As a means of clearing up some of my confusion about the blurry mess that is my future, I read Heart Matters. Since reading your book a few months ago, I cannot stop thinking about heart surgery! By that, I don’t mean that I dream of opening patients’ chest cavities. I mean that something about heart surgery has struck a chord with me. The innovation, the intensity, and the adrenaline of surgery. It all appeals to me! And then the romantic idea of fixing a broken heart has also passed through the “sentimental” portion of my brain.
Ultimately, I just wanted to let you know that you have had an immense impact on me- a conflicted college student- and I wanted to thank you for giving me something to ponder and dream about.
If you have any advice for an undergraduate student hoping to get into medical school and possibly even enter the realm of heart surgery, please do let me know!

Thank you,
A. F.

Letter of Inspiration: Sept 19th, 2011

This is a letter I received from a reader whose grandson, Wyatt, was born with a congenital heart defect.  For more information about Wyatt, goto:

A Wish for Wyatt letter

Letters of Inspiration: Aug 9th, 2011

It’s letters like these that make it all worth it.  Thank you!

Date: Tue, Aug 9, 2011 at 3:16 PM
Subject: Amazing book!

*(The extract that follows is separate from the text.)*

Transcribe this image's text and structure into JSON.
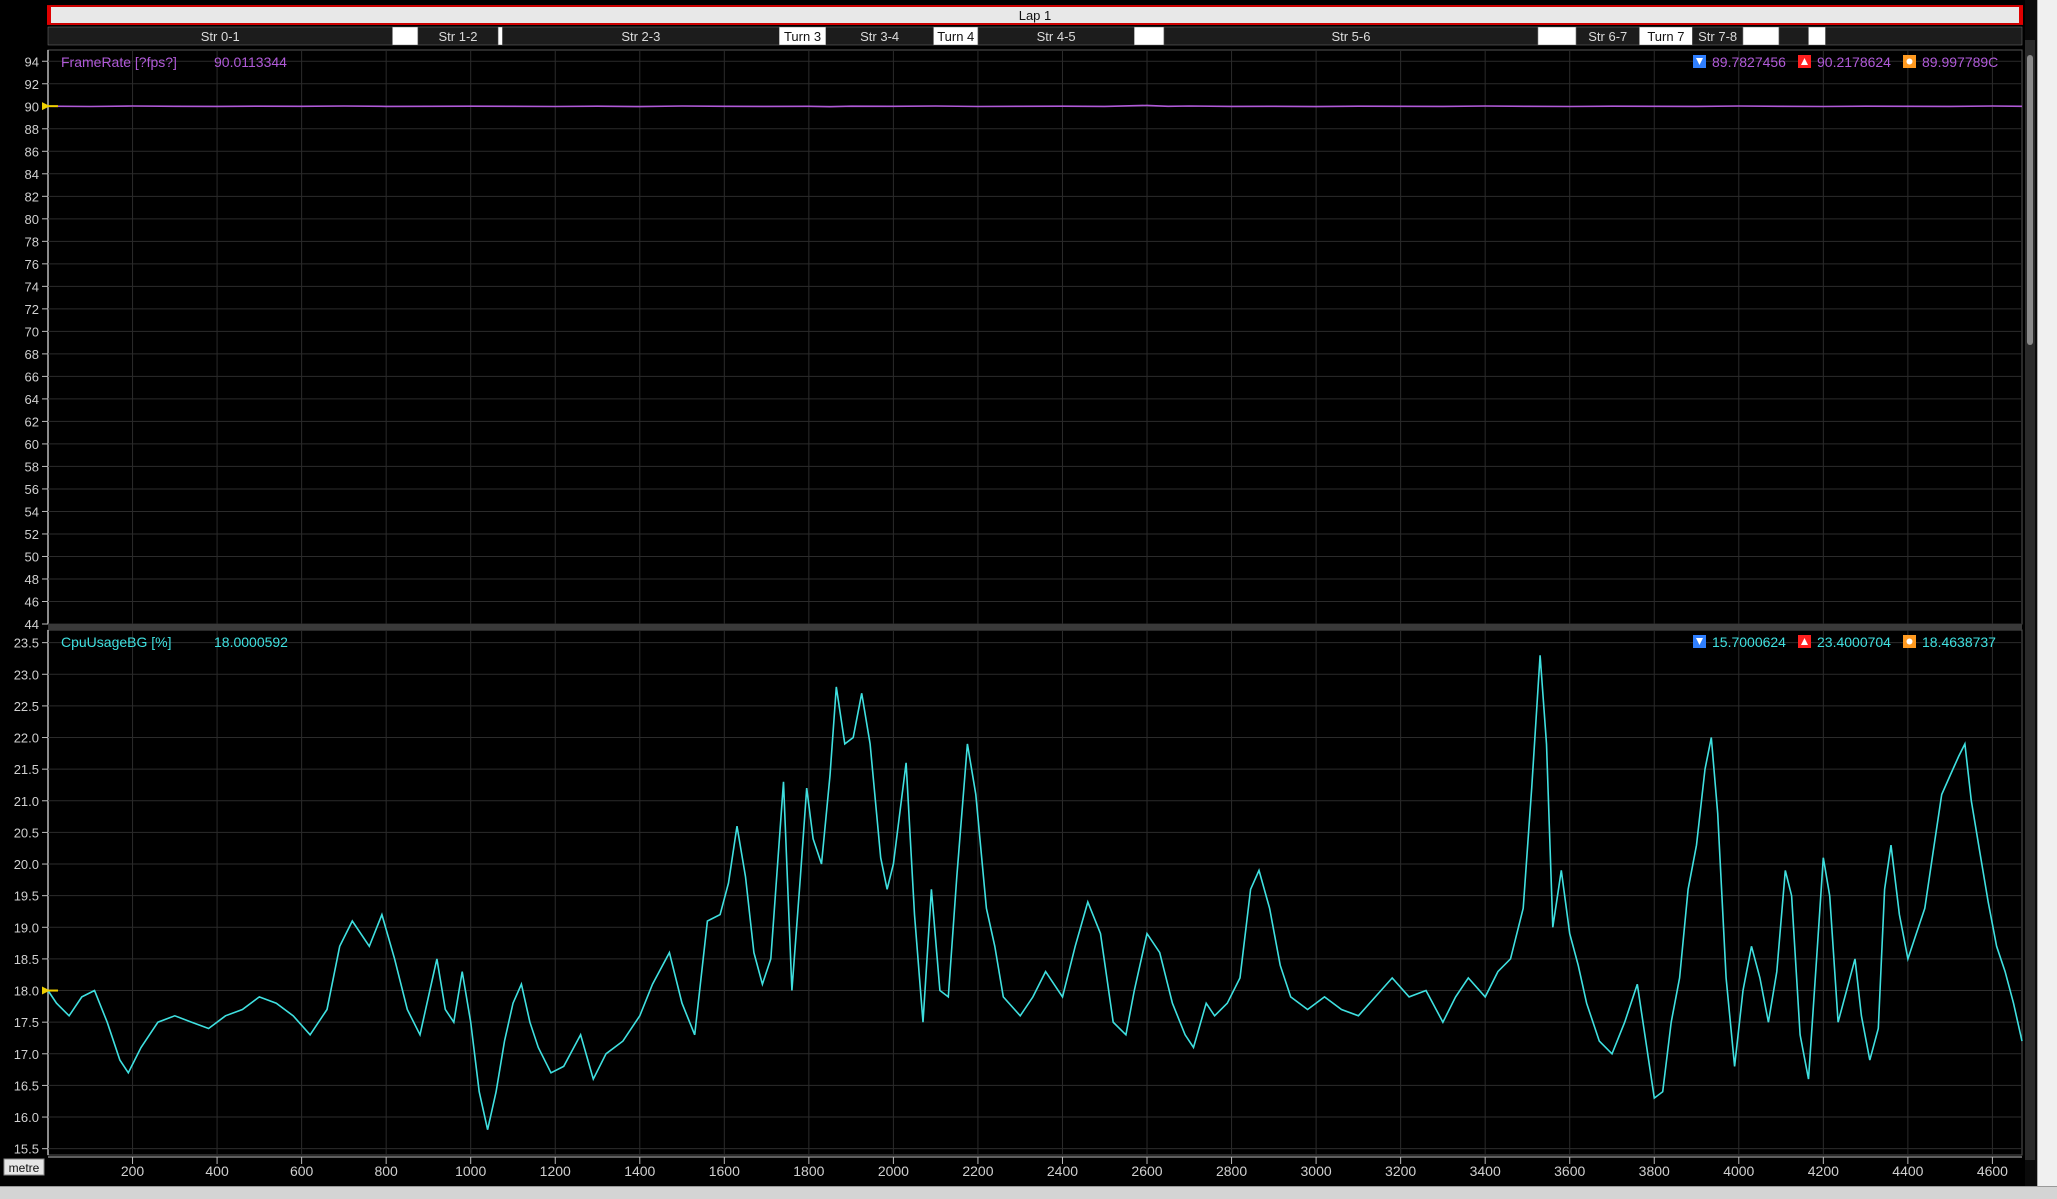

Dr. Magliato–I must tell you how much I enjoyed your book, “Heart Matters”. I just finished reading it I found it extremely inspirational and informative. You are a remarkable woman! My husband and I have three sons who have completed Medical or Dental School and one who completed both ( to become an Oral Surgeon). One of our daughter-in-laws is an anesthesiologist and one of our sons is a cardiac anesthesiologist. My husband is a dentist and I am a Registered Nurse. So we are deeply entwined with the medical/dental field!

One of our grandsons is a 4 year old fraternal twin (conceived through IVF) born with a biscupid aortic valve. He has displayed no symptoms but the tests show that the valve is leaking a bit and there is some stenosis. In my heart there is a sadness and fear of what this adorable little guy will be facing. My constant prayer is that he will not have to have intervention until he is older, but time will tell. How I wish you were the one in charge of his care. Your compassion for your work and your compassion for your patients is commendable. If I were faced with a cardiac issue, I would be looking for you!!

I wish you the very best as you continue in your work. I hope there is time in your life for you to enjoy your precious family–they are a gift. The world and medical field could certainly use more people like you!

Sincerely, K. P.